Downforce is an important part of modern motorsports, allowing cars to stick to the track at high speed.However, for a small remote control car, adding a fan to suck a little force can achieve a greater effect, as shown in the figure above This by [DD ElectroTech].
The start of the construction was a simple dual-motor sliding remote control car with a fan for suction. Controlled by a smart phone application, a cheap Arduino board with HC-05 Bluetooth module runs the program. However, when all this is assembled, the car is too heavy to climb walls or stick to the ceiling.
Therefore, a weight loss plan is orderly. The wheels were replaced with lighter 3D printed parts. The electronic equipment has also undergone a major redesign, condensing multiple individual modules into a custom PCB. After some other adjustments, the new light car can easily drive on the ceiling and even climb walls, albeit with some difficulty.

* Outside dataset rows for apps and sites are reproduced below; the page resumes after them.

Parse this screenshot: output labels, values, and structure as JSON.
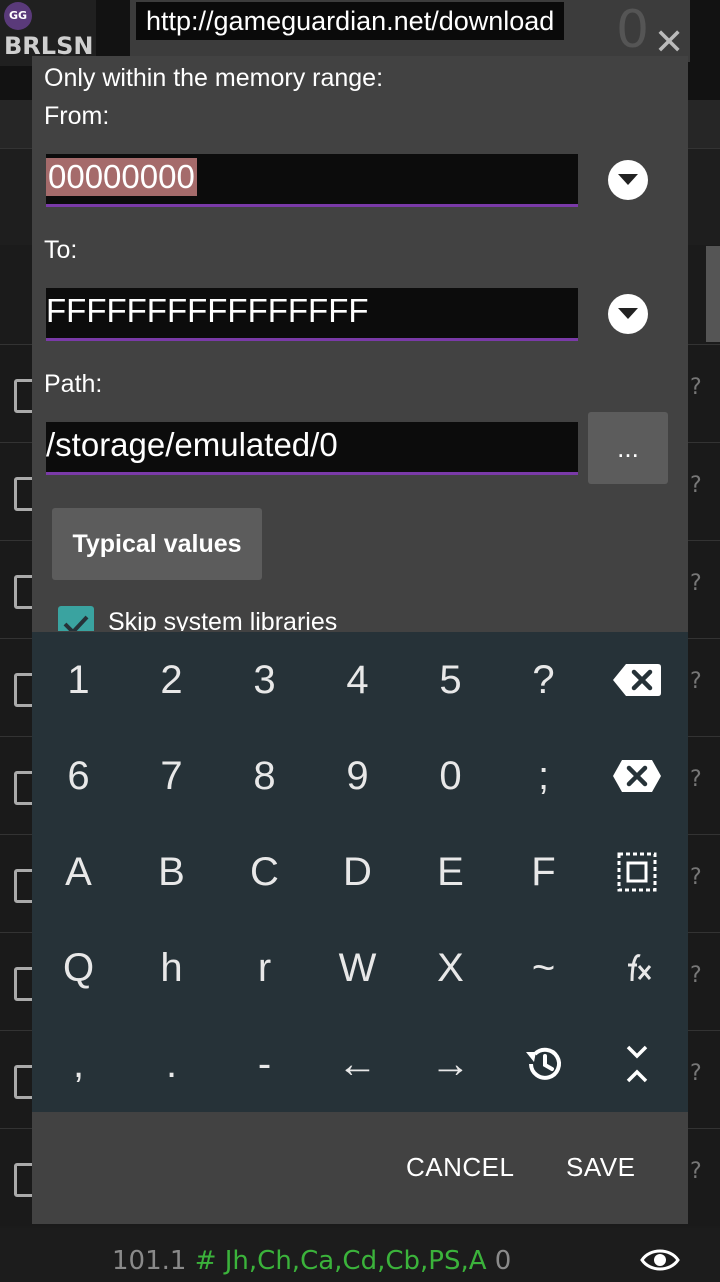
{
  "banner": {
    "url": "http://gameguardian.net/download"
  },
  "background": {
    "logo_badge": "GG",
    "logo_text": "BRLSN",
    "status_number": "101.1",
    "status_hash": "#",
    "status_regions": "Jh,Ch,Ca,Cd,Cb,PS,A",
    "status_count": "0",
    "row_marker": "?"
  },
  "dialog": {
    "title": "Only within the memory range:",
    "from_label": "From:",
    "from_value": "00000000",
    "to_label": "To:",
    "to_value": "FFFFFFFFFFFFFFFF",
    "path_label": "Path:",
    "path_value": "/storage/emulated/0",
    "browse_label": "...",
    "typical_label": "Typical values",
    "skip_label": "Skip system libraries",
    "skip_checked": true,
    "cancel_label": "CANCEL",
    "save_label": "SAVE"
  },
  "keyboard": {
    "rows": [
      [
        "1",
        "2",
        "3",
        "4",
        "5",
        "?"
      ],
      [
        "6",
        "7",
        "8",
        "9",
        "0",
        ";"
      ],
      [
        "A",
        "B",
        "C",
        "D",
        "E",
        "F"
      ],
      [
        "Q",
        "h",
        "r",
        "W",
        "X",
        "~"
      ],
      [
        ",",
        ".",
        "-",
        "←",
        "→"
      ]
    ],
    "special_keys": [
      "backspace-icon",
      "clear-icon",
      "select-all-icon",
      "fx-icon",
      "history-icon",
      "collapse-icon"
    ]
  },
  "colors": {
    "dialog_bg": "#424242",
    "keyboard_bg": "#263238",
    "field_underline": "#7a3aa8",
    "selection": "#a56b6b",
    "checkbox": "#3aa3a0",
    "status_green": "#3bb33b"
  }
}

This is an interesting little build that shows well how easy it is to create cool projects using modern electronics and 3D printed parts. We have seen other printed fan cars before, but did you know that this concept was tested for the first time in a real-world racing game? Video after the break.